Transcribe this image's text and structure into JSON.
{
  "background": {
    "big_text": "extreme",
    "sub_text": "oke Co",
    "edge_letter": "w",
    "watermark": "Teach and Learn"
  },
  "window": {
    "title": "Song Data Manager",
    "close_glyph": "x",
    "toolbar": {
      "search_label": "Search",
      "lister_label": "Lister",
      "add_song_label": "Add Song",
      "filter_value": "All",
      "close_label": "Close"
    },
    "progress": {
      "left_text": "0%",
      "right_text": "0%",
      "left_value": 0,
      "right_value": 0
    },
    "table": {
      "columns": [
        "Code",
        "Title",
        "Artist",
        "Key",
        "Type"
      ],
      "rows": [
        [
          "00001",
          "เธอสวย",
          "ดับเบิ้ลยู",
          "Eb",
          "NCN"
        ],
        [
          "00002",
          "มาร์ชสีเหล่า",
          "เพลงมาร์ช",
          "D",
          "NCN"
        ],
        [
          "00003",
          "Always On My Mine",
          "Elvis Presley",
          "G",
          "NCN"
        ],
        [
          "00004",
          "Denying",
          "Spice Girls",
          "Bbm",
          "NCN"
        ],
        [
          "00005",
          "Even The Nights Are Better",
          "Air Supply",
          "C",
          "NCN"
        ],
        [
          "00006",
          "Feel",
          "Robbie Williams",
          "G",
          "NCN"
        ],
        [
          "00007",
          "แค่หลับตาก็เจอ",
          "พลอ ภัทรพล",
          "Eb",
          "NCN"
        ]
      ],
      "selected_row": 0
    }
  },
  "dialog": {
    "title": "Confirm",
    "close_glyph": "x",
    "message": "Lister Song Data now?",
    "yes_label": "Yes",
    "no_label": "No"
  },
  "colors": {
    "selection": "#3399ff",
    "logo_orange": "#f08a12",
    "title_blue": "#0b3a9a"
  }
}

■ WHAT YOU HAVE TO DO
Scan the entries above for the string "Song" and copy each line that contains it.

■ EXERCISE SOLUTION
    "title": "Song Data Manager",
      "add_song_label": "Add Song",
    "message": "Lister Song Data now?",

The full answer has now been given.